  12. I've paddled a lot of rivers in my lifetime as well and my sentimental favorite will always be the Buffalo River in NW Arkansas. 500 feet limestone bluffs along the river with hundreds of miles of some of the finest hiking along its shores just can't be beat. Of course, the Colorado River has a place in my heart as well because it is like being above treeline (no trees) on a river in a big canyon.

  13. i love these calm fishing tales. sorry about the one that got nicked though ;)

    and hmmm the two-hearted and then trout, fried spuds and onions... it doesn't get much better than that. my mouth's watering now.

  14. Bobealia, didn't realizing I was teaching fishing etiquette--that might be a good idea for a Nevada Jack post!

    Ing, I'm lucky to be in a position where I do have some flex time and can get away. And the mosquitoes just remind you that the river isn't really Eden, they keep you grounded in reality

    Murf, I have had at least three of those hats--one got so messed up I threw it away, another was lost, and I've had this one at least three years.

    I've heard good things about the Buffalo River, although I've never paddled it. I've done part of the Colorado and a long section of the Green, both nice rivers, but different that the wooded eastern streams.

    Keda, camp cooking is the best!

  15. Thanks for all the posts on your wonderful trip onto the Two Hearted River. I for one thoroughly enjoyed your descriptions of the trips. Seems like you had a great week of fishing and canoeing. Welcome back and regale us with more camp cooking recipes.

  16. Two Hearted, it does sound like a neat name and a great river location. As always, I enjoy reading your posts.

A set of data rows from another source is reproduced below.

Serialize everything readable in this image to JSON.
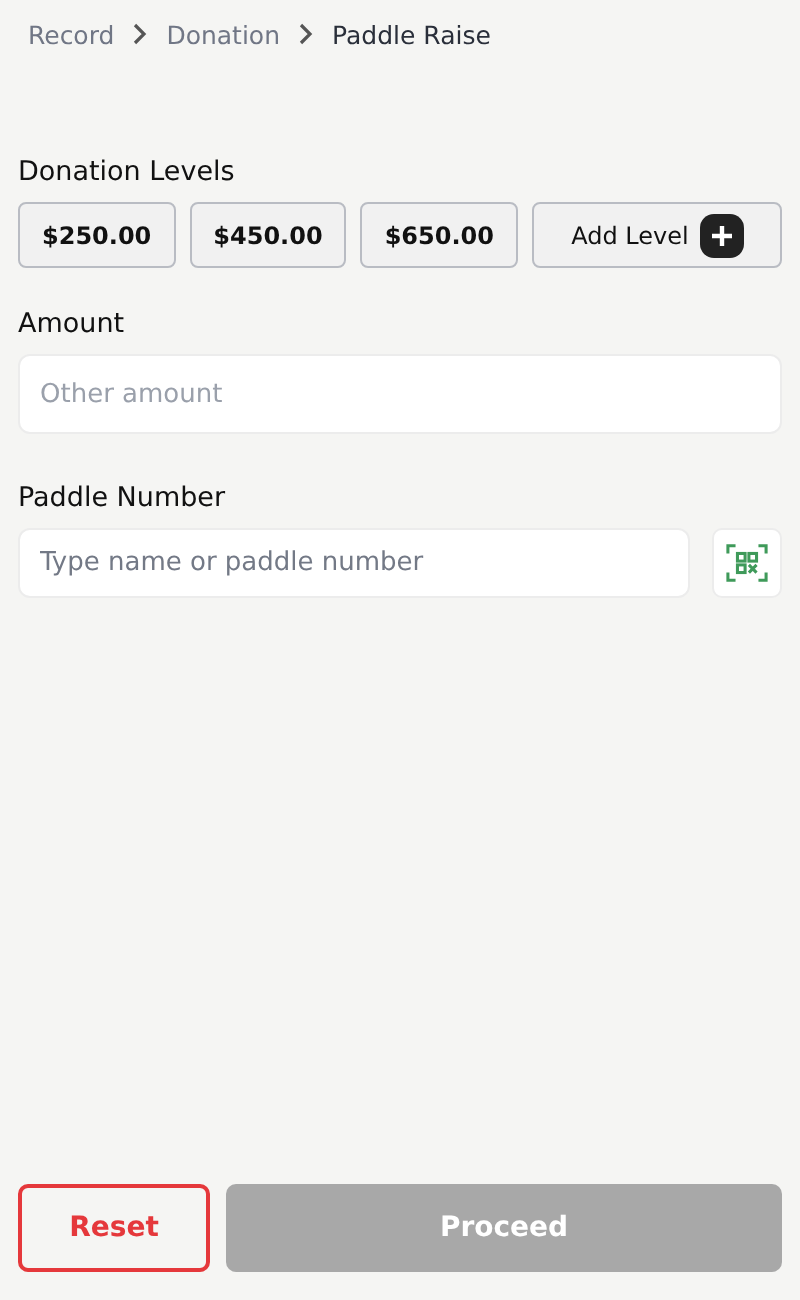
{
  "breadcrumb": [
    {
      "label": "Record",
      "current": false
    },
    {
      "label": "Donation",
      "current": false
    },
    {
      "label": "Paddle Raise",
      "current": true
    }
  ],
  "donation_levels": {
    "label": "Donation Levels",
    "levels": [
      "$250.00",
      "$450.00",
      "$650.00"
    ],
    "add_button": "Add Level"
  },
  "amount": {
    "label": "Amount",
    "placeholder": "Other amount"
  },
  "paddle_number": {
    "label": "Paddle Number",
    "placeholder": "Type name or paddle number"
  },
  "actions": [
    {
      "label": "Reset",
      "kind": "reset",
      "disabled": false
    },
    {
      "label": "Proceed",
      "kind": "proceed",
      "disabled": true
    }
  ]
}
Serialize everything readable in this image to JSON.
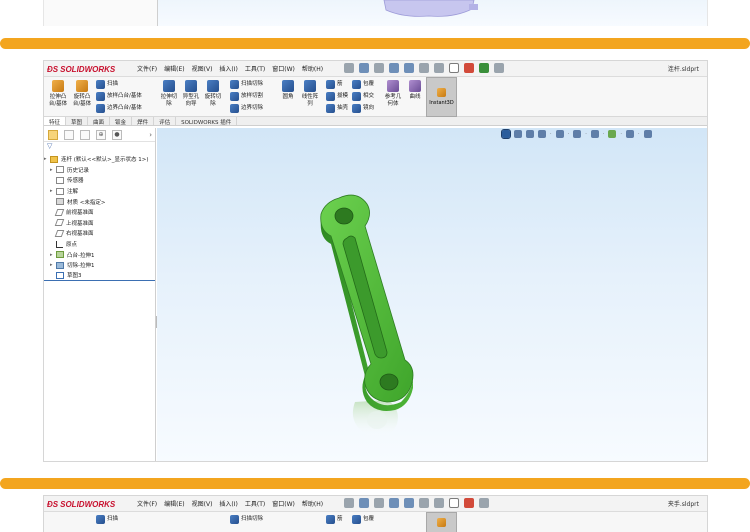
{
  "main_window": {
    "logo_text": "SOLIDWORKS",
    "menus": [
      "文件(F)",
      "编辑(E)",
      "视图(V)",
      "插入(I)",
      "工具(T)",
      "窗口(W)",
      "帮助(H)"
    ],
    "filename": "连杆.sldprt",
    "ribbon": {
      "extrude_boss": "拉伸凸\n台/基体",
      "revolve_boss": "旋转凸\n台/基体",
      "sweep": "扫描",
      "loft_boss": "放样凸台/基体",
      "boundary_boss": "边界凸台/基体",
      "extrude_cut": "拉伸切\n除",
      "hole_wizard": "异型孔\n向导",
      "revolve_cut": "旋转切\n除",
      "swept_cut": "扫描切除",
      "lofted_cut": "放样切割",
      "boundary_cut": "边界切除",
      "fillet": "圆角",
      "linear_pattern": "线性阵\n列",
      "rib": "筋",
      "draft": "拔模",
      "shell": "抽壳",
      "wrap": "包覆",
      "intersect": "相交",
      "mirror": "镜向",
      "ref_geometry": "参考几\n何体",
      "curves": "曲线",
      "instant3d": "Instant3D"
    },
    "command_tabs": [
      "特征",
      "草图",
      "曲面",
      "钣金",
      "焊件",
      "评估",
      "SOLIDWORKS 插件"
    ],
    "active_tab": "特征",
    "feature_tree": {
      "root": "连杆 (默认<<默认>_显示状态 1>)",
      "items": [
        {
          "label": "历史记录",
          "icon": "history-icon"
        },
        {
          "label": "传感器",
          "icon": "sensor-icon"
        },
        {
          "label": "注解",
          "icon": "annotation-icon"
        },
        {
          "label": "材质 <未指定>",
          "icon": "material-icon"
        },
        {
          "label": "前视基准面",
          "icon": "plane-icon"
        },
        {
          "label": "上视基准面",
          "icon": "plane-icon"
        },
        {
          "label": "右视基准面",
          "icon": "plane-icon"
        },
        {
          "label": "原点",
          "icon": "origin-icon"
        },
        {
          "label": "凸台-拉伸1",
          "icon": "extrude-icon"
        },
        {
          "label": "切除-拉伸1",
          "icon": "cut-extrude-icon"
        },
        {
          "label": "草图3",
          "icon": "sketch-icon"
        }
      ]
    }
  },
  "second_window": {
    "logo_text": "SOLIDWORKS",
    "menus": [
      "文件(F)",
      "编辑(E)",
      "视图(V)",
      "插入(I)",
      "工具(T)",
      "窗口(W)",
      "帮助(H)"
    ],
    "filename": "夹手.sldprt",
    "ribbon": {
      "sweep": "扫描",
      "swept_cut": "扫描切除",
      "rib": "筋",
      "wrap": "包覆"
    }
  },
  "colors": {
    "separator": "#f3a51f",
    "model_green": "#4fb83a",
    "brand_red": "#c8102e"
  }
}
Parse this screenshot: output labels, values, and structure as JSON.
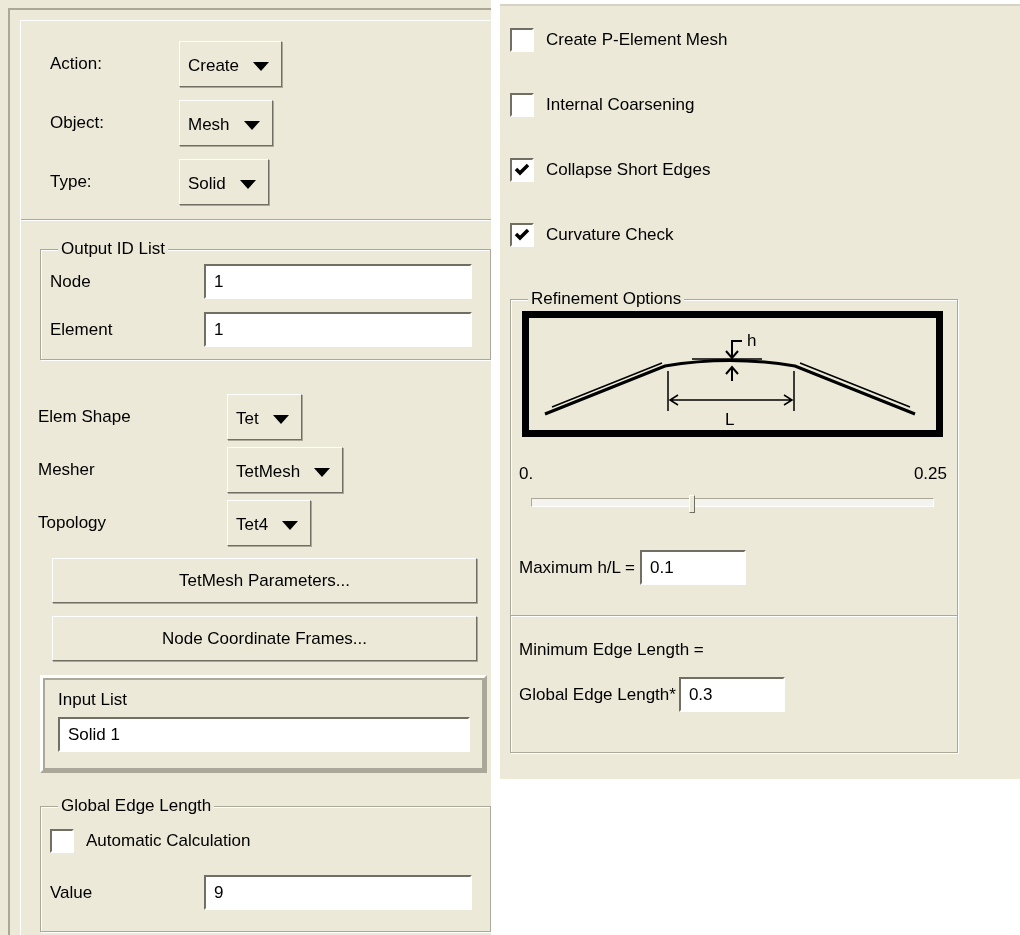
{
  "left_panel": {
    "selectors": [
      {
        "label": "Action:",
        "value": "Create"
      },
      {
        "label": "Object:",
        "value": "Mesh"
      },
      {
        "label": "Type:",
        "value": "Solid"
      }
    ],
    "output_id_list": {
      "title": "Output ID List",
      "fields": [
        {
          "label": "Node",
          "value": "1"
        },
        {
          "label": "Element",
          "value": "1"
        }
      ]
    },
    "mesh_options": [
      {
        "label": "Elem Shape",
        "value": "Tet"
      },
      {
        "label": "Mesher",
        "value": "TetMesh"
      },
      {
        "label": "Topology",
        "value": "Tet4"
      }
    ],
    "buttons": [
      "TetMesh Parameters...",
      "Node Coordinate Frames..."
    ],
    "input_list": {
      "title": "Input List",
      "value": "Solid 1"
    },
    "global_edge_length": {
      "title": "Global Edge Length",
      "checkbox": {
        "label": "Automatic Calculation",
        "checked": false
      },
      "value_field": {
        "label": "Value",
        "value": "9"
      }
    }
  },
  "right_panel": {
    "checkboxes": [
      {
        "label": "Create P-Element Mesh",
        "checked": false
      },
      {
        "label": "Internal Coarsening",
        "checked": false
      },
      {
        "label": "Collapse Short Edges",
        "checked": true
      },
      {
        "label": "Curvature Check",
        "checked": true
      }
    ],
    "refinement_options": {
      "title": "Refinement Options",
      "diagram_labels": {
        "height": "h",
        "length": "L"
      },
      "slider": {
        "min_label": "0.",
        "max_label": "0.25",
        "level": 0.4
      },
      "max_ratio": {
        "label": "Maximum h/L =",
        "value": "0.1"
      }
    },
    "edge_length": {
      "text": "Minimum Edge Length =",
      "label": "Global Edge Length*",
      "value": "0.3"
    }
  }
}
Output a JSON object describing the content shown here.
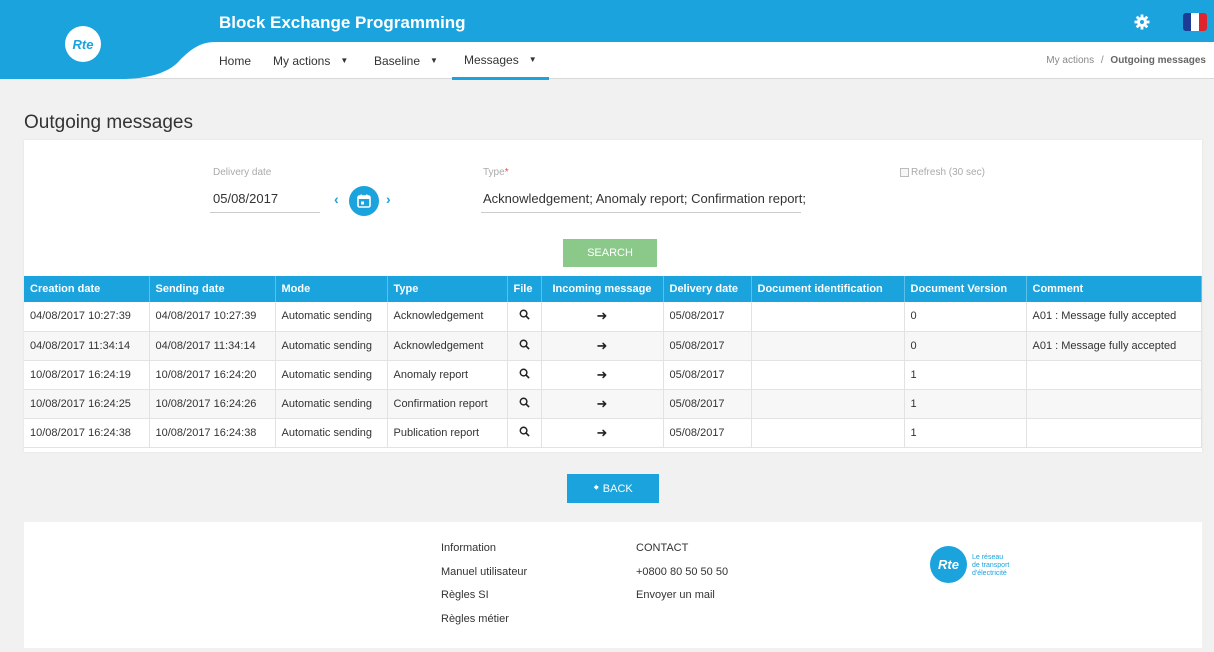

  17. Sage, thoroughly enjoyed the read. I used to do alot of salt water trout fishing on the coast of Georgia. Best eatin' fish in the world. Made me want to go fishing and I hadn't felt that way in long time.